Thompson, John

John Thompson


John was born at Doochary, Co. Donegal on 18th October 1874 to George William Thompson, General Practitioner and Bessie Anne Thompson.  [Ref: 1901 Irish Census.  Address: House 18 Derrynacarrow, Doochary, Co. Donegal]

[Further family information would be required before this can be verified with the official birth registrations.]

On 1st June 1891 John, aged 17 joined Northern Bank at Head Office.



Northern Company Limited, Head Office, Victoria Street, Belfast


Transfers followed to Ramelton (1891), Downpatrick (1893), Lisburn (1896), Head Office (1898) and Derry (1900).


Northern Banking Company, Ramelton



Northern Banking Company Limited, Downpatrick



Northern Banking Company, Lisburn - replaced in 1920s by a new building


Northern Banking Company, Londonderry


By 1901 John was boarding in house 24, Abercorn Road, South ward, Londonderry.  His occupation is recorded as a 'Cashier in Bank'.

By 1911, John is boarding in house 5, Asylum Road, Londonderry Urban, Co. Londonderry.  He is recorded as a 'Sub Bank Manager'.  A possible colleague, Robert E Olden (24 - Bank Clerk) also boards in this house.

According to the Northern Bank staff record, John married a Miss McMurray, Mount Carmel (House), Ballybay, Co. Donegal. [Date unknown].

Further transfers followed to Head Office (1912) and Shercock (1914)



Northern Banking Company, Shercock - see below


During the war years 1914 to 1919 Thompson applied for enlistment but was rejected as being over age.  He would have been aged between 40 and 45 during those years.
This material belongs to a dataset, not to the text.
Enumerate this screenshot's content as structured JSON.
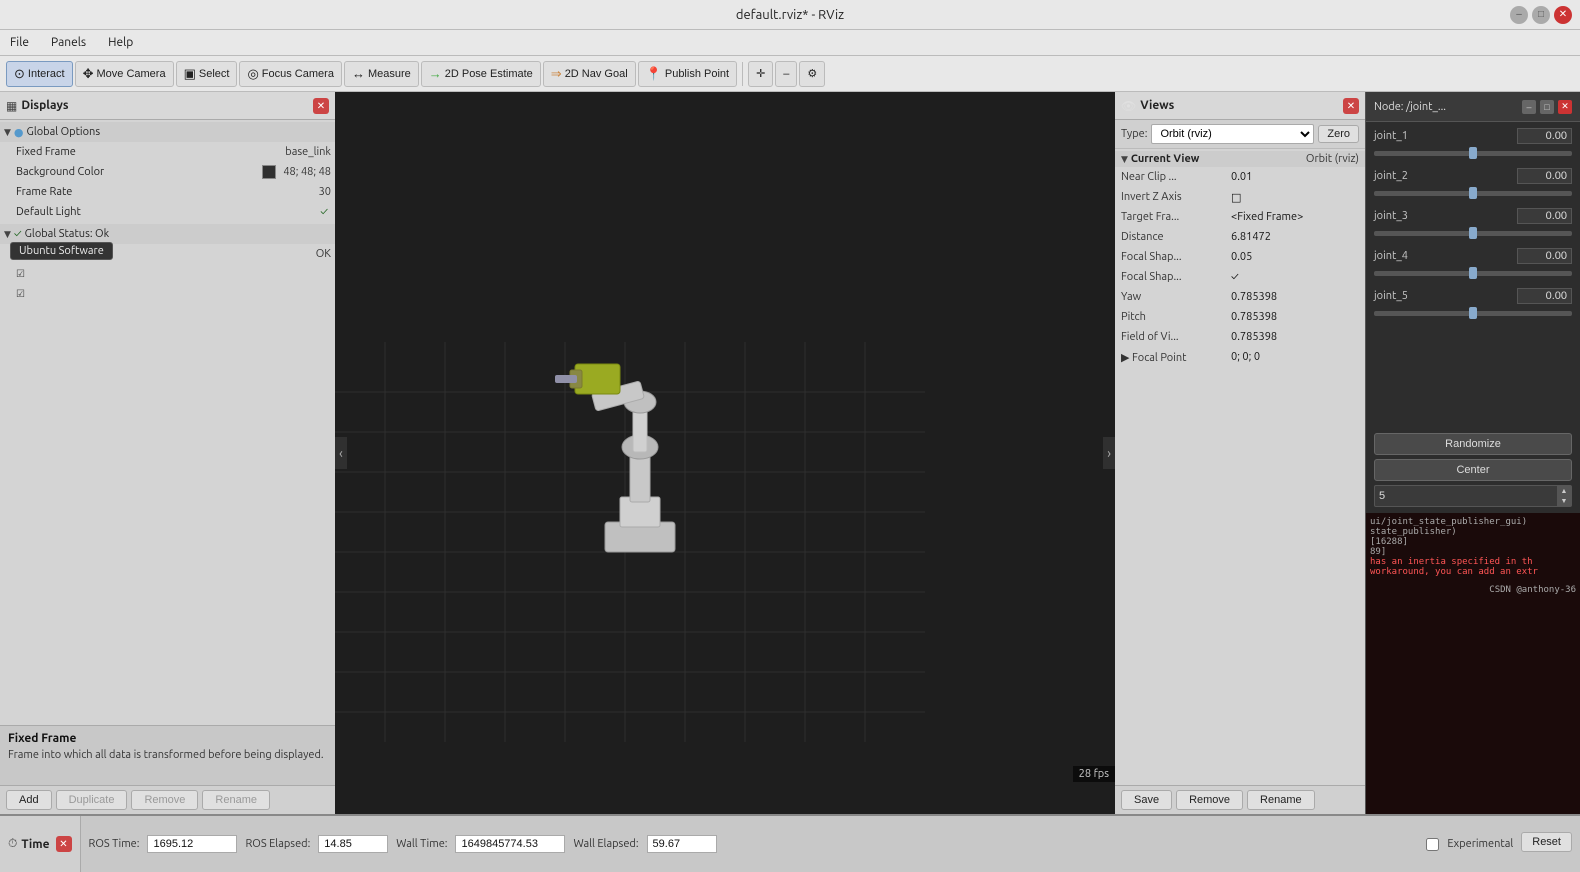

Further transfers followed to Head Office (1916) and Dungiven – Manager (1919).

The Northern Whig dated 20th June 1921 carries an article about Dungiven Presbyterian Church.  It mentions John Thompson of Northern Bank as treasurer.
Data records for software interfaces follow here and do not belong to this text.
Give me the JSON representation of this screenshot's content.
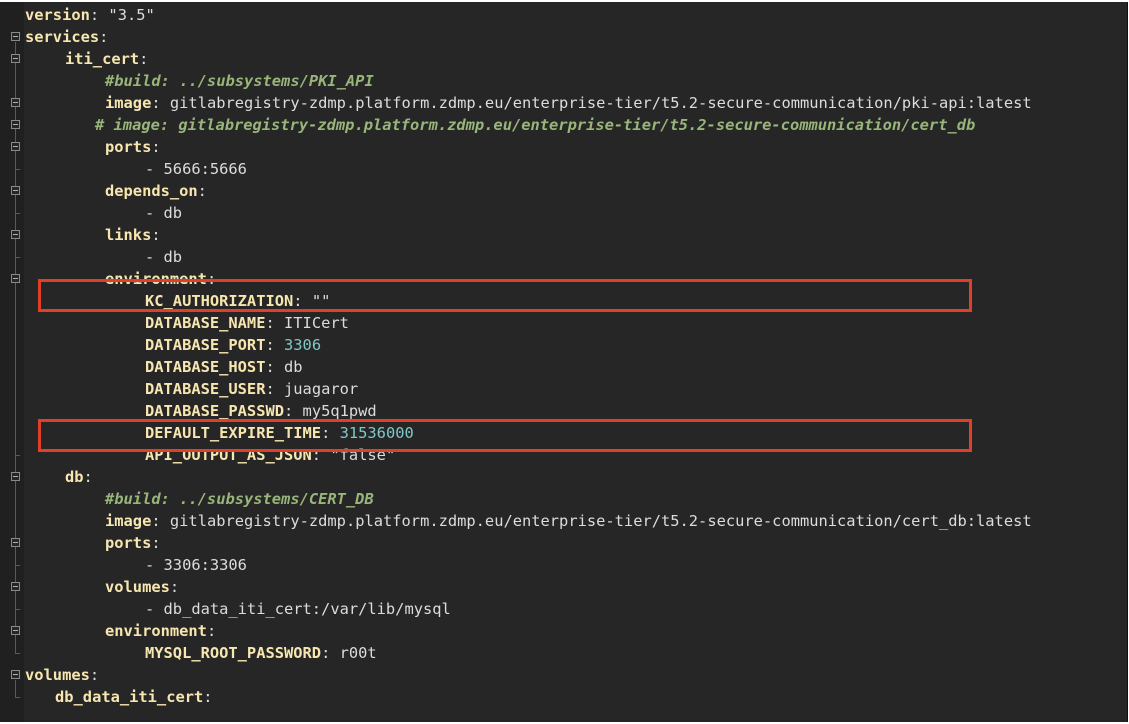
{
  "colors": {
    "editor_bg": "#262626",
    "key": "#f7e6b0",
    "text": "#dcdcdc",
    "number": "#7fc8c8",
    "comment": "#98b57a",
    "highlight_box": "#e0402a"
  },
  "lines": [
    {
      "indent": 0,
      "key": "version",
      "sep": ": ",
      "value": "\"3.5\"",
      "vtype": "plain"
    },
    {
      "indent": 0,
      "key": "services",
      "sep": ":",
      "value": "",
      "vtype": "plain"
    },
    {
      "indent": 4,
      "key": "iti_cert",
      "sep": ":",
      "value": "",
      "vtype": "plain"
    },
    {
      "indent": 8,
      "comment": "#build: ../subsystems/PKI_API"
    },
    {
      "indent": 8,
      "key": "image",
      "sep": ": ",
      "value": "gitlabregistry-zdmp.platform.zdmp.eu/enterprise-tier/t5.2-secure-communication/pki-api:latest",
      "vtype": "plain"
    },
    {
      "indent": 7,
      "comment": "# image: gitlabregistry-zdmp.platform.zdmp.eu/enterprise-tier/t5.2-secure-communication/cert_db"
    },
    {
      "indent": 8,
      "key": "ports",
      "sep": ":",
      "value": "",
      "vtype": "plain"
    },
    {
      "indent": 12,
      "text": "- 5666:5666"
    },
    {
      "indent": 8,
      "key": "depends_on",
      "sep": ":",
      "value": "",
      "vtype": "plain"
    },
    {
      "indent": 12,
      "text": "- db"
    },
    {
      "indent": 8,
      "key": "links",
      "sep": ":",
      "value": "",
      "vtype": "plain"
    },
    {
      "indent": 12,
      "text": "- db"
    },
    {
      "indent": 8,
      "key": "environment",
      "sep": ":",
      "value": "",
      "vtype": "plain"
    },
    {
      "indent": 12,
      "key": "KC_AUTHORIZATION",
      "sep": ": ",
      "value": "\"\"",
      "vtype": "plain"
    },
    {
      "indent": 12,
      "key": "DATABASE_NAME",
      "sep": ": ",
      "value": "ITICert",
      "vtype": "plain"
    },
    {
      "indent": 12,
      "key": "DATABASE_PORT",
      "sep": ": ",
      "value": "3306",
      "vtype": "num"
    },
    {
      "indent": 12,
      "key": "DATABASE_HOST",
      "sep": ": ",
      "value": "db",
      "vtype": "plain"
    },
    {
      "indent": 12,
      "key": "DATABASE_USER",
      "sep": ": ",
      "value": "juagaror",
      "vtype": "plain"
    },
    {
      "indent": 12,
      "key": "DATABASE_PASSWD",
      "sep": ": ",
      "value": "my5q1pwd",
      "vtype": "plain"
    },
    {
      "indent": 12,
      "key": "DEFAULT_EXPIRE_TIME",
      "sep": ": ",
      "value": "31536000",
      "vtype": "num"
    },
    {
      "indent": 12,
      "key": "API_OUTPUT_AS_JSON",
      "sep": ": ",
      "value": "\"false\"",
      "vtype": "plain"
    },
    {
      "indent": 4,
      "key": "db",
      "sep": ":",
      "value": "",
      "vtype": "plain"
    },
    {
      "indent": 8,
      "comment": "#build: ../subsystems/CERT_DB"
    },
    {
      "indent": 8,
      "key": "image",
      "sep": ": ",
      "value": "gitlabregistry-zdmp.platform.zdmp.eu/enterprise-tier/t5.2-secure-communication/cert_db:latest",
      "vtype": "plain"
    },
    {
      "indent": 8,
      "key": "ports",
      "sep": ":",
      "value": "",
      "vtype": "plain"
    },
    {
      "indent": 12,
      "text": "- 3306:3306"
    },
    {
      "indent": 8,
      "key": "volumes",
      "sep": ":",
      "value": "",
      "vtype": "plain"
    },
    {
      "indent": 12,
      "text": "- db_data_iti_cert:/var/lib/mysql"
    },
    {
      "indent": 8,
      "key": "environment",
      "sep": ":",
      "value": "",
      "vtype": "plain"
    },
    {
      "indent": 12,
      "key": "MYSQL_ROOT_PASSWORD",
      "sep": ": ",
      "value": "r00t",
      "vtype": "plain"
    },
    {
      "indent": 0,
      "key": "volumes",
      "sep": ":",
      "value": "",
      "vtype": "plain"
    },
    {
      "indent": 3,
      "key": "db_data_iti_cert",
      "sep": ":",
      "value": "",
      "vtype": "plain"
    }
  ]
}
John's staff record carries a remark dated December 1922:  "Of moderate ability - he does his best in your interest", Brown.

The Northern Whig dated 28th June 1933 carries an obituary for John's father, Dr George Thompson (confirming Irish Census parents details 1901).  Dr Thompson died at his son's residence, Northern Bank, Dungiven.  John's mother predeceased his father.

John Thompson died aged 58 on 5th October 1933.


Northern Banking Company, Shercock - see below

The Buildings of Ireland website describes the Shercock branch as:


Description

Attached five-bay two-storey former bank manager's house and attached three-bay two-storey bank, built c.1900.  Now disused. Pitched slate roof with clay ridge tiles, roughcast rendered chimneystacks with profiled copings on gables and over dividing wall, cast-iron rainwater goods.  Roughcast rendered walls over raised plinth course, raised stucco quoins, stucco plat band between storeys on domestic quarters, signage fascia with profiled cornice over bank premises, channelled rustication to bank frontage.  Roughcast rendered walls to gable.  Window openings to dwelling arranged in two groups with one window at first floor centred over pair at ground floor.  One-over-one pane timber sliding sash windows having stone sills and raised stucco block-and-start Gibbsian-style surrounds, with prominent keystones to ground floor openings.  Replacement door to house having matching stucco surround with keystone.  Fixed casement windows to bank section, flanking replacement panelled door with glazed overlight.  Two-storey returns to bank and house, having roughcast rendered walls, domestic return having stepped three-light casement windows.  Outbuildings to rear.  Opens directly on to street.

Appraisal

A purpose-built former Northern Bank branch designed by Belfast architect Godfrey William Ferguson (1855-1939), architect of many of that institution's branches.  The long two-storey composition employs Classical motifs to impart a sense of solidity and permanence, but nevertheless maintains a scale and simplicity that allow it to integrate into the planned town of Shercock.  It is well detailed and of a balanced composition, retaining much of its historic fabric and character, and makes an interesting historic addition to the streetscape.